The Cliffs nine is a shot makers nine thanks to some tight fairways, trees that can block your shots, strategically placed bunkers, and very guarded approaches to the pin. Don't let all of that scare you, there are four sets of tee boxes plus combo tee boxes and if you don't bite off more than you can chew and if you play play strategically you'll have a fun and memorable round with an opportunity to turn in a good score. Some of the holes we really enjoyed on Glacier Club's Cliffs Course included:
Colorado, like New Mexico and Texas, has been suffering through drought conditions but the Glacier Club fairways were in very good condition - lush, thick, and a joy to hit from after playing on some firm dry Texas fairways. I felt guilty taking a divot. The roughs were also in excellent condition and cut thin and playable. The fairways run up and down the mountains and have plenty of contour and slope, so expect some uneven lies. Beautiful mountain homes sit perched on the cliffs and a few along the fairway but they shouldn't come into play unless you really spray the ball.

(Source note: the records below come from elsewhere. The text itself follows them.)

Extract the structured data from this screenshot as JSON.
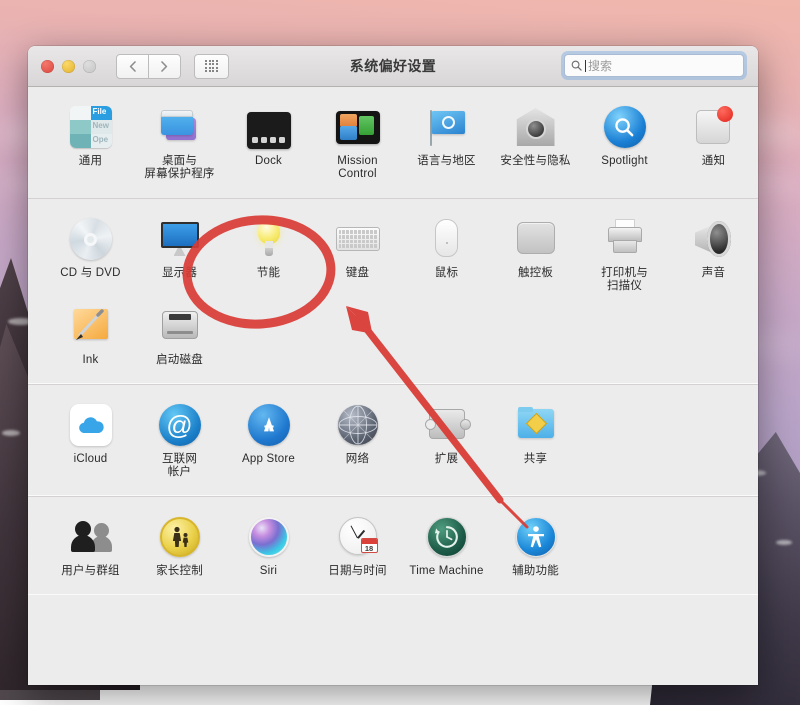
{
  "window": {
    "title": "系统偏好设置",
    "traffic_lights": [
      "close-red",
      "minimize-yellow",
      "zoom-gray-disabled"
    ],
    "nav": {
      "back": "‹",
      "forward": "›",
      "grid": "grid-icon"
    },
    "search": {
      "placeholder": "搜索",
      "value": "",
      "icon": "search-icon",
      "focused": true
    }
  },
  "sections": [
    {
      "name": "personal",
      "items": [
        {
          "label": "通用",
          "icon": "general-icon"
        },
        {
          "label": "桌面与\n屏幕保护程序",
          "icon": "desktop-screensaver-icon"
        },
        {
          "label": "Dock",
          "icon": "dock-icon"
        },
        {
          "label": "Mission\nControl",
          "icon": "mission-control-icon"
        },
        {
          "label": "语言与地区",
          "icon": "language-region-icon"
        },
        {
          "label": "安全性与隐私",
          "icon": "security-privacy-icon"
        },
        {
          "label": "Spotlight",
          "icon": "spotlight-icon"
        },
        {
          "label": "通知",
          "icon": "notifications-icon",
          "badge": true
        }
      ]
    },
    {
      "name": "hardware",
      "items": [
        {
          "label": "CD 与 DVD",
          "icon": "cd-dvd-icon"
        },
        {
          "label": "显示器",
          "icon": "displays-icon"
        },
        {
          "label": "节能",
          "icon": "energy-saver-icon",
          "highlighted": true
        },
        {
          "label": "键盘",
          "icon": "keyboard-icon"
        },
        {
          "label": "鼠标",
          "icon": "mouse-icon"
        },
        {
          "label": "触控板",
          "icon": "trackpad-icon"
        },
        {
          "label": "打印机与\n扫描仪",
          "icon": "printers-scanners-icon"
        },
        {
          "label": "声音",
          "icon": "sound-icon"
        },
        {
          "label": "Ink",
          "icon": "ink-icon"
        },
        {
          "label": "启动磁盘",
          "icon": "startup-disk-icon"
        }
      ]
    },
    {
      "name": "internet-wireless",
      "items": [
        {
          "label": "iCloud",
          "icon": "icloud-icon"
        },
        {
          "label": "互联网\n帐户",
          "icon": "internet-accounts-icon"
        },
        {
          "label": "App Store",
          "icon": "app-store-icon"
        },
        {
          "label": "网络",
          "icon": "network-icon"
        },
        {
          "label": "扩展",
          "icon": "extensions-icon"
        },
        {
          "label": "共享",
          "icon": "sharing-icon"
        }
      ]
    },
    {
      "name": "system",
      "items": [
        {
          "label": "用户与群组",
          "icon": "users-groups-icon"
        },
        {
          "label": "家长控制",
          "icon": "parental-controls-icon"
        },
        {
          "label": "Siri",
          "icon": "siri-icon"
        },
        {
          "label": "日期与时间",
          "icon": "date-time-icon",
          "badge_number": "18"
        },
        {
          "label": "Time Machine",
          "icon": "time-machine-icon"
        },
        {
          "label": "辅助功能",
          "icon": "accessibility-icon"
        }
      ]
    }
  ],
  "annotation": {
    "ellipse": {
      "target": "节能",
      "color": "#d93b35"
    },
    "arrow": {
      "points_to": "节能",
      "color": "#d93b35"
    }
  },
  "colors": {
    "accent_red": "#d93b35",
    "window_bg": "#ececec",
    "titlebar_top": "#e9e7e7",
    "titlebar_bottom": "#d8d6d6",
    "label_text": "#2b2b2b",
    "focus_ring": "#68a0e1"
  }
}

The greens on the Cliffs nine were near perfect, all shapes and sizes, raised, and well guarded. They held the ball well, ran at a good speed, and were true, if you could read the breaks. All of the greens have plenty of slope and contour and most seem bigger than average.

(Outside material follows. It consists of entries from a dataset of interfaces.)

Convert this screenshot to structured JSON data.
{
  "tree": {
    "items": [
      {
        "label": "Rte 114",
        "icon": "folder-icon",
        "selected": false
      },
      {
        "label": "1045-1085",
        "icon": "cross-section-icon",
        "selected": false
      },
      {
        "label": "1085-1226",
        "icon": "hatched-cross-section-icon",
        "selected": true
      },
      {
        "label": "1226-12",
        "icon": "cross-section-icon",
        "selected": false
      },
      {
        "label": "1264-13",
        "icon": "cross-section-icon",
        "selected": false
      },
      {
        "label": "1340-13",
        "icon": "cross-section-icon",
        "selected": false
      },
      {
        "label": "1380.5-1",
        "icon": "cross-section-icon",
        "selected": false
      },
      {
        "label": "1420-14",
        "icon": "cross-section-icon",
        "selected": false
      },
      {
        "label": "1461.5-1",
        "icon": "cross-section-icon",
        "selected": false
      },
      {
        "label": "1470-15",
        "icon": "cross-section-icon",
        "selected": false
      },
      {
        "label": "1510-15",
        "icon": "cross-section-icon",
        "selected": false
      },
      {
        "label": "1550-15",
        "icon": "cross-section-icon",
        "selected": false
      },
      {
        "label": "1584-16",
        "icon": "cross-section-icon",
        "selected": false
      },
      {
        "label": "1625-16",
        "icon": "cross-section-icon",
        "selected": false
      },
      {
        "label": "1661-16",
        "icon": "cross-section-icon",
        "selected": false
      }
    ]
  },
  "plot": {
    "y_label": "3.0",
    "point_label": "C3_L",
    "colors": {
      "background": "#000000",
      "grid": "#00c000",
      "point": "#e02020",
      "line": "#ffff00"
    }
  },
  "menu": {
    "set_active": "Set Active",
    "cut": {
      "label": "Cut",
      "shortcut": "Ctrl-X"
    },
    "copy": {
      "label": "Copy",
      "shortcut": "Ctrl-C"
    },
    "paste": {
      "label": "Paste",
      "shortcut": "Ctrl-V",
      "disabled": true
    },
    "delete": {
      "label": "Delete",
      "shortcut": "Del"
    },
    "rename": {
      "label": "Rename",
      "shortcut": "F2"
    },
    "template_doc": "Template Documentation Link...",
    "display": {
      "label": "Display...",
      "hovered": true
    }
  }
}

There aren't a lot of bunkers but they are nasty and some are downright treacherous - big, steep, and deep. The sand is great and a joy to hit from - soft and thick.
The slope and rating are based on playing the Glacier and Cliffs nines, which is the toughest of the combination of nines.
You need to do whatever you can to get on and play this outstanding nine holes. You might consider buying a vacation homesite and escaping the Texas heat in the summer. To lean more about this great golf community, read our review of Glacier Club.
Read all about this fun trip to Southern Colorado/Northern New Mexico where this is one of the courses we played.
Initiation Fees: $55,001 to $70,000
Monthly Dues: $601 to $800
The state-of-the-art practice facility offers putting and chipping greens, bunker practice, and 13 acres of turf with target greens. The pro shop is well stocked with everything you need, the carts are new, and the staff provides first class friendly service. The clubhouse is magnificent and you can’t beat the restaurant, bar, and outside patio with a panoramic view of the beautiful San Juan Mountains.
Here's How Texas Outside Determines the Scorecard Rating
The Texas Outside rating scale ranges from 1 to 10 – a perfect 10 course would be something like this: links along a cliff overlooking the Pacific ocean and bordered by tall trees; lush fairways on rolling hills with lots of natural hazards; water (which is crystal clear) on most of the holes; immaculate greens (but they are undulating and tough); lots of variety and character (each hole is completely different and includes blind shots, elevation changes, doglegs, and significant challenges); perfectly manicured traps with the whitest and prettiest sand you’ve ever seen; a nice club house with great food and a 19th hole; a GPS; plenty of beverage carts or your own cooler and ice; and it only costs $40 bucks! What this means is that you probably won’t find any 10s in Texas – try Cabo San Lucas, Pebble Beach, or some of the Hawaii courses!
All of the above determines the overall score for the golf course. In other words, we like courses that are pretty, fun, very challenging with a lot of variety, and fairways and greens in excellent condition – all for $40. We also tend to play the courses that are affordable for the masses, which means in the $30 to $80 range. We rate hard and we haven’t found a 10 in Texas yet – don’t worry we haven’t given up and we’re still looking.